*Your goal:* Look through the records and copy each line with the string "false" in it.
═══ Records provided
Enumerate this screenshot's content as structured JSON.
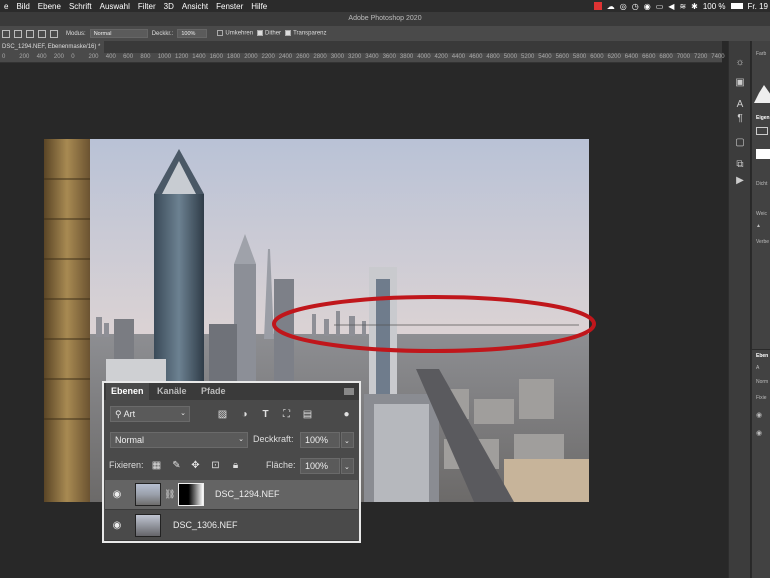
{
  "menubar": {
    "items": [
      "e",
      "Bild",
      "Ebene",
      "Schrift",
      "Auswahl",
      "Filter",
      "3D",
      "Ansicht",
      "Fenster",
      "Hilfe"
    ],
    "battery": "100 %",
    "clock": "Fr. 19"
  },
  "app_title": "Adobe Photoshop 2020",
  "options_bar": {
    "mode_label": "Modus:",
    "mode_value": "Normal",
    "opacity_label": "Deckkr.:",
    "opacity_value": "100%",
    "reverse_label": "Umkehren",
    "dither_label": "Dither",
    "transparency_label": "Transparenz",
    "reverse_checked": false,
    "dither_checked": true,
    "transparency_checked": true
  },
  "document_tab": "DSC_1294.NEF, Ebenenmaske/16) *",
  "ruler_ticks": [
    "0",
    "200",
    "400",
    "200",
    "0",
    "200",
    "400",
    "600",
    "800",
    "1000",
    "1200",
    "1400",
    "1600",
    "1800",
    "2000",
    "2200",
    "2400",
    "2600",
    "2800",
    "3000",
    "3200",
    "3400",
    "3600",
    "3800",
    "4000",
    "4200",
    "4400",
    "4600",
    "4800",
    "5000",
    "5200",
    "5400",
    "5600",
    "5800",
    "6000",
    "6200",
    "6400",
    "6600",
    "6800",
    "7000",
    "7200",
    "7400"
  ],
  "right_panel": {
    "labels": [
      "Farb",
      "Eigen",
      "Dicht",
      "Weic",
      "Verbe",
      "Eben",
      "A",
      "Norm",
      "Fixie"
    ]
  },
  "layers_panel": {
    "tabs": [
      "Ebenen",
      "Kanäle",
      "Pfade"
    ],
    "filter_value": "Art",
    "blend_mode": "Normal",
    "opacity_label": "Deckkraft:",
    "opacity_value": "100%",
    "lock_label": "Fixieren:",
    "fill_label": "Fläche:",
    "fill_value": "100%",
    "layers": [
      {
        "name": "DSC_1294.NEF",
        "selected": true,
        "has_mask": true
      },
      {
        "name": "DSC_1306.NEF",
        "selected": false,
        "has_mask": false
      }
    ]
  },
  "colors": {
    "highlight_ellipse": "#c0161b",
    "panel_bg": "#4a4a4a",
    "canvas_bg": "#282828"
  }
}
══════
*Exercise solution:*
    "reverse_checked": false,
        "selected": false,
        "has_mask": false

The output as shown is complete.